I’m not ordinarily into books about time travel but Q by Evan Mandery begins with a first date where the couple make lists – Greatest Game Show Hosts of All Time*; Best Sit-Com Theme Songs**; Top Frozen Dinners***. In my opinion, that’s enough to recommend it.
The story is narrated by the unnamed main character. Shortly before his wedding to a woman named Q (“Q, Quentina Elizabeth Deveril, is the love of my life.”), he is visited by a man who claims to be his future self who ominously tells him that he must not marry Q. His reasons are compelling (and made me cry). The narrator leaves his fiancée and the void in his life is impossible to fill. One after the other, future selves arrive urging him to marry someone else, divorce, attend law school, leave law school, travel, join a running club, stop running, study the guitar, the cello and so on. The only constants in all these versions of his life are his yearning for Q and New York City, which is used as a wonderful backdrop.
It may seem trite but I mean it when I say Q is beautifully imaginative – do small decisions alter the course of our future? Would you go back and change a particular event if you could? Mandery has included well thought out details with his version of time travel (which he names ‘chronoambulation’) from the use of currency and world events down to the changes in personal habits and health of the main character.

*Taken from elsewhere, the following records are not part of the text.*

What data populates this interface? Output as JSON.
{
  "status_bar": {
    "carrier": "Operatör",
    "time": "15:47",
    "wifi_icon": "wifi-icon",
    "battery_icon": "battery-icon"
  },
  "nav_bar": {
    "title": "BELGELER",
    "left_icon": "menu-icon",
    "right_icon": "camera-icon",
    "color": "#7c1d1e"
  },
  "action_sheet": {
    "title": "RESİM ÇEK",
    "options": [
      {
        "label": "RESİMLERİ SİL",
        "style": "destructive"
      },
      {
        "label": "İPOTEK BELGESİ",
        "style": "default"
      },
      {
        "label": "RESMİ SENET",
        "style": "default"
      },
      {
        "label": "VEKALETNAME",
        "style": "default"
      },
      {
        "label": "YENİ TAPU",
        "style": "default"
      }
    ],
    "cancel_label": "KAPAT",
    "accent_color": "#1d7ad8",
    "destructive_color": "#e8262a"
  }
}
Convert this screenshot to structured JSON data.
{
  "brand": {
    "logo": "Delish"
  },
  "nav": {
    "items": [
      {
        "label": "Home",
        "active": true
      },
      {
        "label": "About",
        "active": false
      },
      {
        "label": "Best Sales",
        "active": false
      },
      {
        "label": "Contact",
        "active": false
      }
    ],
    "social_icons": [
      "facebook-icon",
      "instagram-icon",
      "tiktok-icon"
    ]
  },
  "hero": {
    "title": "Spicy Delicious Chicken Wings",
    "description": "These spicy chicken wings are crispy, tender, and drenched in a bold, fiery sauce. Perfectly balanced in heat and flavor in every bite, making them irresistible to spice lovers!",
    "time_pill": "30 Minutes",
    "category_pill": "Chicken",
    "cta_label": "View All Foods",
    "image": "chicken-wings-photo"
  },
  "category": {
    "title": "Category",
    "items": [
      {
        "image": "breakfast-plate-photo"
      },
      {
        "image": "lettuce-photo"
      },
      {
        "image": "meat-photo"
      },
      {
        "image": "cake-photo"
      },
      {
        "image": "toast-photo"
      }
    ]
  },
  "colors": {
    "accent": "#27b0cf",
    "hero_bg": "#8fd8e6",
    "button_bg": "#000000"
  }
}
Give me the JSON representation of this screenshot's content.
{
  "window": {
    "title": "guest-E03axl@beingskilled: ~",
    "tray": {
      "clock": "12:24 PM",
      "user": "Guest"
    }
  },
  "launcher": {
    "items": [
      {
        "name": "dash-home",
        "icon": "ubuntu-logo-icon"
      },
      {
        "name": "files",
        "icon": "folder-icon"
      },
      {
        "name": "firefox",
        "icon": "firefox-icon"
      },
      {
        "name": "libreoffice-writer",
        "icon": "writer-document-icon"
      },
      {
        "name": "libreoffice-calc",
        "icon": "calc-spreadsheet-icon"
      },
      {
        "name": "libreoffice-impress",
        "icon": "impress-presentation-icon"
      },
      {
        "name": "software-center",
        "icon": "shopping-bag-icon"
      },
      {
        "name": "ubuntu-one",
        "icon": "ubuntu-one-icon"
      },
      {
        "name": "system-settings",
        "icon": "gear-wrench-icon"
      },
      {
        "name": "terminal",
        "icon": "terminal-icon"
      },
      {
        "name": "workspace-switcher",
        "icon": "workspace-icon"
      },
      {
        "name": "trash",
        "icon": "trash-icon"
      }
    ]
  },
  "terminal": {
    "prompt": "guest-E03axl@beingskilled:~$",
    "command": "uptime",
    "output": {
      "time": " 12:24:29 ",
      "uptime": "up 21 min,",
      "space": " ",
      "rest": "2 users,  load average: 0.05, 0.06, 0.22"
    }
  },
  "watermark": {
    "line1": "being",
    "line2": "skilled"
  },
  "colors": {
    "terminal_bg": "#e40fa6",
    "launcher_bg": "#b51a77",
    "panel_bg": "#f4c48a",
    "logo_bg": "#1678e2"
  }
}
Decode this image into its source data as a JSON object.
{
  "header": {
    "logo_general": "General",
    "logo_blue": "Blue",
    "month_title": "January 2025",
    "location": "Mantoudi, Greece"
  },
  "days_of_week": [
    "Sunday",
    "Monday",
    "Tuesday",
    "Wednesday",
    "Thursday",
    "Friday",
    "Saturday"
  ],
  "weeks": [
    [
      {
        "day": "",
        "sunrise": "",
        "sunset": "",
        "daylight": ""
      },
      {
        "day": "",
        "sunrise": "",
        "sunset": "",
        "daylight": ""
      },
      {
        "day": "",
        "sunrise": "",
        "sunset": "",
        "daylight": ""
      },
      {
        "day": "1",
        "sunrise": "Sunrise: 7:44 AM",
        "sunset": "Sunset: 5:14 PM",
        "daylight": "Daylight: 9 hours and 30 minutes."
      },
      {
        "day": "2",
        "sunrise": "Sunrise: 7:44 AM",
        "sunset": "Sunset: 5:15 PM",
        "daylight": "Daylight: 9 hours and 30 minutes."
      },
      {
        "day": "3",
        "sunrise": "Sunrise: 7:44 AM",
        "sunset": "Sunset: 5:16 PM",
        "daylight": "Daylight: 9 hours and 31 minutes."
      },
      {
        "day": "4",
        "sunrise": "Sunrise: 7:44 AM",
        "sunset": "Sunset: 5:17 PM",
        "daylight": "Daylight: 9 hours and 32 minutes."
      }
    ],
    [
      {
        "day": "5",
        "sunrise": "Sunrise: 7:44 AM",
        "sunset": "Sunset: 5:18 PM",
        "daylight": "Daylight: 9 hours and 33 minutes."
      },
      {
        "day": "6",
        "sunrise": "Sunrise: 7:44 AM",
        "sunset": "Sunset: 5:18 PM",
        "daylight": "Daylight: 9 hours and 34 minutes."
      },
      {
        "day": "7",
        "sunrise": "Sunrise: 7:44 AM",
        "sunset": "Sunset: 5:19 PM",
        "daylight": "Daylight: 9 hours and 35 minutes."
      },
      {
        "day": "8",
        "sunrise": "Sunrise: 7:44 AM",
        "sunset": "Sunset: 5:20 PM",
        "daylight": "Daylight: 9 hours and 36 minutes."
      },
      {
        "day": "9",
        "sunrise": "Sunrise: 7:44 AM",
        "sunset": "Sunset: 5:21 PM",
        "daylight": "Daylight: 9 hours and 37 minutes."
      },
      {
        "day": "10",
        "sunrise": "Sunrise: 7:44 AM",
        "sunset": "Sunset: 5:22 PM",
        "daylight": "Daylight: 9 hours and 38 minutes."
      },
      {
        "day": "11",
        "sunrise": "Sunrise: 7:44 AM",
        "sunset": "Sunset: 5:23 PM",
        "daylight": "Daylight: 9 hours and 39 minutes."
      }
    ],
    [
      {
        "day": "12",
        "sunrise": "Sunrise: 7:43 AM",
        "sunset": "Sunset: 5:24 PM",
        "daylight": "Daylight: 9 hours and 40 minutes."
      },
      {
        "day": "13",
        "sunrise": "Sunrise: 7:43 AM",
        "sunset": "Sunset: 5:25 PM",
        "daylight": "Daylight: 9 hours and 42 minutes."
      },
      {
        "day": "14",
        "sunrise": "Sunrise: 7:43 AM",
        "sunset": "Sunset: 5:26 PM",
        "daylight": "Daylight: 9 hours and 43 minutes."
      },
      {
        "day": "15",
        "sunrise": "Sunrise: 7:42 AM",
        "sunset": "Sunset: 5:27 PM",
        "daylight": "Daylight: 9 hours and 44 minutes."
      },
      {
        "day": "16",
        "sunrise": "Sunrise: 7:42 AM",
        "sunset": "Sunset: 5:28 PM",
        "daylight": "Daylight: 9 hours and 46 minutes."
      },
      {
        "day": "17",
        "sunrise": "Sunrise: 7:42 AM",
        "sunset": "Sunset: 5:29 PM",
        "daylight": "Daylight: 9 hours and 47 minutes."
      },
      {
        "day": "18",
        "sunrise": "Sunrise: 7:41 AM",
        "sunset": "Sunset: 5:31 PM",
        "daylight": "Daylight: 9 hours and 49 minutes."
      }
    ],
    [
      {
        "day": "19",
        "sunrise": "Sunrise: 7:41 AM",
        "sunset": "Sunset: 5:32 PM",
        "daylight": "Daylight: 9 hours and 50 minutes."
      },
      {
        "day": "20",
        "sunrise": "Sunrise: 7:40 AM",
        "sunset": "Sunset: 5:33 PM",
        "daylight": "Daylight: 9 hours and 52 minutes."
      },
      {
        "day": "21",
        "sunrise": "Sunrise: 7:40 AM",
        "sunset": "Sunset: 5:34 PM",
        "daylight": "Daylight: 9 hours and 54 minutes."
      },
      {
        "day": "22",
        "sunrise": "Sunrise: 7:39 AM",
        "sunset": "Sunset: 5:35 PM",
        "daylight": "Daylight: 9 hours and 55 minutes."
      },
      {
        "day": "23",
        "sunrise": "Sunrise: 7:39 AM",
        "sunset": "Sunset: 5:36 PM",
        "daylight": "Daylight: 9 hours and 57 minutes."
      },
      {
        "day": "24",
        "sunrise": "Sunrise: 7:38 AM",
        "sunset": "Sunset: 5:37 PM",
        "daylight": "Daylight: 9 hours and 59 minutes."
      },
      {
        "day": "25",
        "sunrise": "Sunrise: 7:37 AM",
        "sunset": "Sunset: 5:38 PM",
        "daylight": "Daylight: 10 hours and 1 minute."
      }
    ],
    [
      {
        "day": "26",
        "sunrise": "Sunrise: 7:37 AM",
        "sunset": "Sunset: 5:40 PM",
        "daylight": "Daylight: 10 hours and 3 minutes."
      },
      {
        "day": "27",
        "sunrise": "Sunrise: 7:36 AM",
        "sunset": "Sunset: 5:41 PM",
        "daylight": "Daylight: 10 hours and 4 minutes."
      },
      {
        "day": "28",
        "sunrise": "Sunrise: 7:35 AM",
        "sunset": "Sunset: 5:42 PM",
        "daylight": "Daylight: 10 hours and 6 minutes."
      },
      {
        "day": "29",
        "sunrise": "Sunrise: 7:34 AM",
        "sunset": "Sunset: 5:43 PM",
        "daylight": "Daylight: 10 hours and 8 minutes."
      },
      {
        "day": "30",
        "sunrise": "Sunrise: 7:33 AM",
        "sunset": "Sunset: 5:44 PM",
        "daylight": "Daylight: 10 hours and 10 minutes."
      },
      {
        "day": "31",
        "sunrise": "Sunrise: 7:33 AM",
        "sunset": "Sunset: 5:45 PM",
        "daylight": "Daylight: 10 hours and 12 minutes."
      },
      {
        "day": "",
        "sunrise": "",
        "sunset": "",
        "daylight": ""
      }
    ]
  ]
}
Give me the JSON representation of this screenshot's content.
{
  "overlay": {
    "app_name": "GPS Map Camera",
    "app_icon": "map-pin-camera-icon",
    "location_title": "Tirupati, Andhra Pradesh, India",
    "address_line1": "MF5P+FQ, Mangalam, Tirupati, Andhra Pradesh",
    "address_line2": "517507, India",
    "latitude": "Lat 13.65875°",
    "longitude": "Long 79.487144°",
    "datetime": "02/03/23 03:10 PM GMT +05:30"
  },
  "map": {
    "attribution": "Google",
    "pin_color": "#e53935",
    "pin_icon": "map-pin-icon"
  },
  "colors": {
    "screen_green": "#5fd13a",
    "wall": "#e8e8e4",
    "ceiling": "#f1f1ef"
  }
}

It will seem equally trite to label this book ‘quirky’ however it is the perfect description for Mandery’s writing style. The characters are odd, the humour kooky.
“They stay long into the night, drunk on Miller Lite and chocolate cake, and sit Indian-style on the lanes telling stories about Q and me, many of which we have never heard about each other before, including the surprising fact that Q had a poster of Brian Austin Green over her bed until she was twenty-four. It is a magical evening.”
My one gripe with Q is the ‘stories within the story’. The main character is a writer and some of his work is included as stand-alone chapters in the book. Sure, there were themes within these stories that related to the overarching narrative but I could have done without them – overall, distracting and too long.
Finally, without spoiling the ending, I loved it. There was enough of a conclusion to satisfy readers who need an outcome but others will see that Mandery left some wiggle-room in the ending – I’m part of the later group and went back over the various ages of the narrator to reconsider his changes in destiny.
3.5/5 Mandery’s concept of time travel was clever and on that basis, Q is worth a read.
It’s possible that Mandery is a bit of a foodie – there were lots of exquisite descriptions of food in Q and all were delivered in Mandery’s particular style. For example –
“In the green room, they have put out fruit. The spread consists of cantaloupe and honeydew and watermelon. I do not care for honeydew, but I respect it as a melon.”
However my favourite was the reference to toffee. Remember those teeth-breaking toffees found at fetes for ten cents? My mum rarely let us buy them (because of the teeth-breaking bit) but on the occasions that we did get one, it was pure sugar heaven.
“Toffee can only be made well in cold weather. When it’s warm or humid, the sugar does not caramelize properly. True connoisseurs will only eat toffee made withing one month of the winter solstice.”
So while my toffee-making window of opportunity has officially closed for the year, here’s a video recipe I’ll be filing away for next year.
*Fondly recall Tony Barbar and his enthusiastic entrance onto the set of Sale of the Century every night.
**’The Facts of Life‘ – how is that I have not retained anything I learned in Year 12 Chemistry yet could still sing this in my sleep? And I also wish I had ‘Charles in Charge‘ of me.
***Don’t eat frozen dinners. Make an omlette.